There is a video of one of my birthday parties when I was small. In it, amidst the balloons and giddy toddlers one of my friend’s mothers sits crossed-legged on the floor, facing the wall, head down. As a teen, I remember pointing it out to my mum when watching it back and her replying, ‘She wasn’t well when the children were young’. That image embodied postnatal depression for me: a dark cloud of debilitating despair, obvious even to a self-involved teenager.

As the years passed, however, and I had my own children – now nearly seven, four and two – I’ve come to see postnatal depression (PND) in a new light; something that exists on a greyscale, fluctuating between a quiet burden and overwhelming despair.

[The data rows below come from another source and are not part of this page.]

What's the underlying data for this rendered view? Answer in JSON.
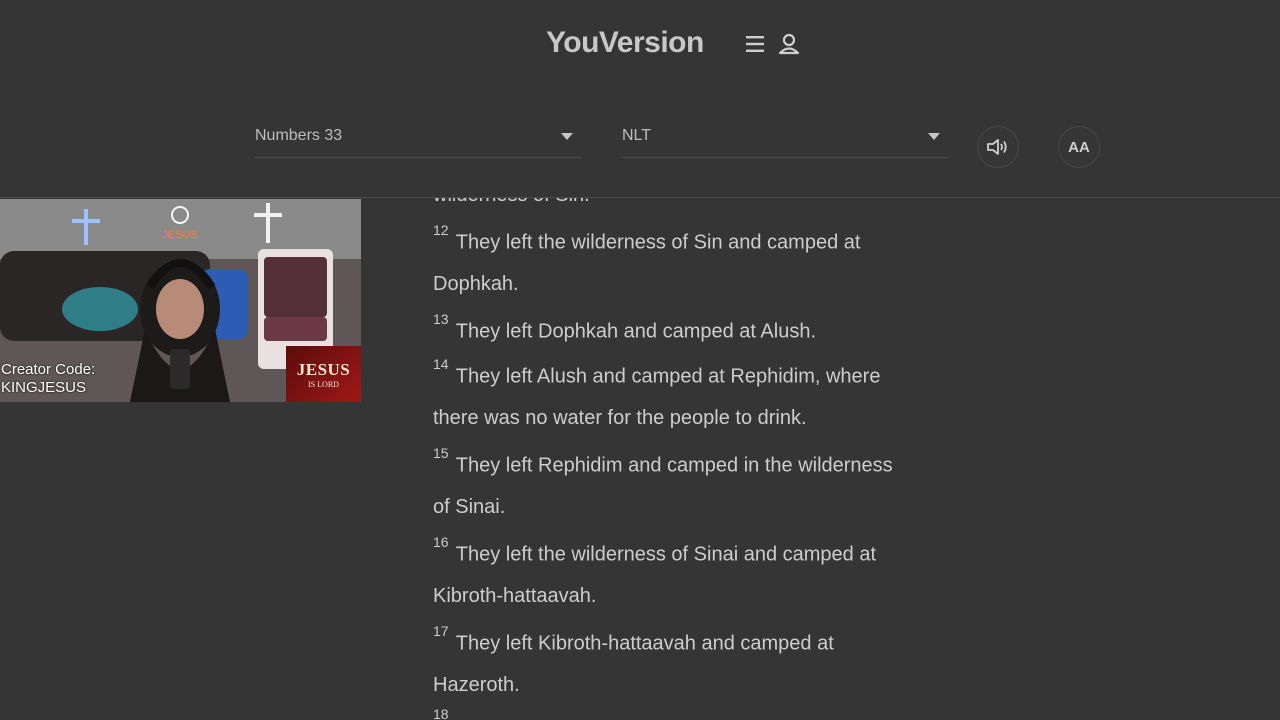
{
  "header": {
    "brand": "YouVersion",
    "menu_icon": "hamburger-menu-icon",
    "user_icon": "user-profile-icon"
  },
  "controls": {
    "book_chapter": "Numbers 33",
    "version": "NLT",
    "audio_icon": "speaker-audio-icon",
    "font_size_label": "AA"
  },
  "reader": {
    "partial_top": "wilderness of Sin.",
    "verses": [
      {
        "num": "12",
        "line1": "They left the wilderness of Sin and camped at",
        "line2": "Dophkah."
      },
      {
        "num": "13",
        "line1": "They left Dophkah and camped at Alush.",
        "line2": ""
      },
      {
        "num": "14",
        "line1": "They left Alush and camped at Rephidim, where",
        "line2": "there was no water for the people to drink."
      },
      {
        "num": "15",
        "line1": "They left Rephidim and camped in the wilderness",
        "line2": "of Sinai."
      },
      {
        "num": "16",
        "line1": "They left the wilderness of Sinai and camped at",
        "line2": "Kibroth-hattaavah."
      },
      {
        "num": "17",
        "line1": "They left Kibroth-hattaavah and camped at",
        "line2": "Hazeroth."
      }
    ],
    "partial_bottom_num": "18"
  },
  "webcam": {
    "creator_label": "Creator Code:",
    "creator_code": "KINGJESUS",
    "badge_main": "JESUS",
    "badge_sub": "IS LORD",
    "neon_sign": "JESUS"
  },
  "colors": {
    "background": "#353535",
    "text": "#cdcdcd",
    "badge_red": "#a01818"
  }
}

According to a recent study, one in seven mothers suffer postnatal depression, with up to 20 per cent considering self-harm. The University of Pittsburgh, which screened 10,000 women four to six weeks after giving birth, also found that around one in five of those who screened positive for postnatal depression had bipolar disorder, too.

This condition is as indiscriminate as it is universal. A staggering one in five women will suffer some form of mental-health problem around pregnancy or in the year after giving birth, according to mental-health charity Mind. This ranges from perinatal obsessive compulsive disorder to post-traumatic stress disorder. The most common symptoms of postnatal depression include persistent feelings of sadness, a loss of interest in the wider world, and not bonding with your baby.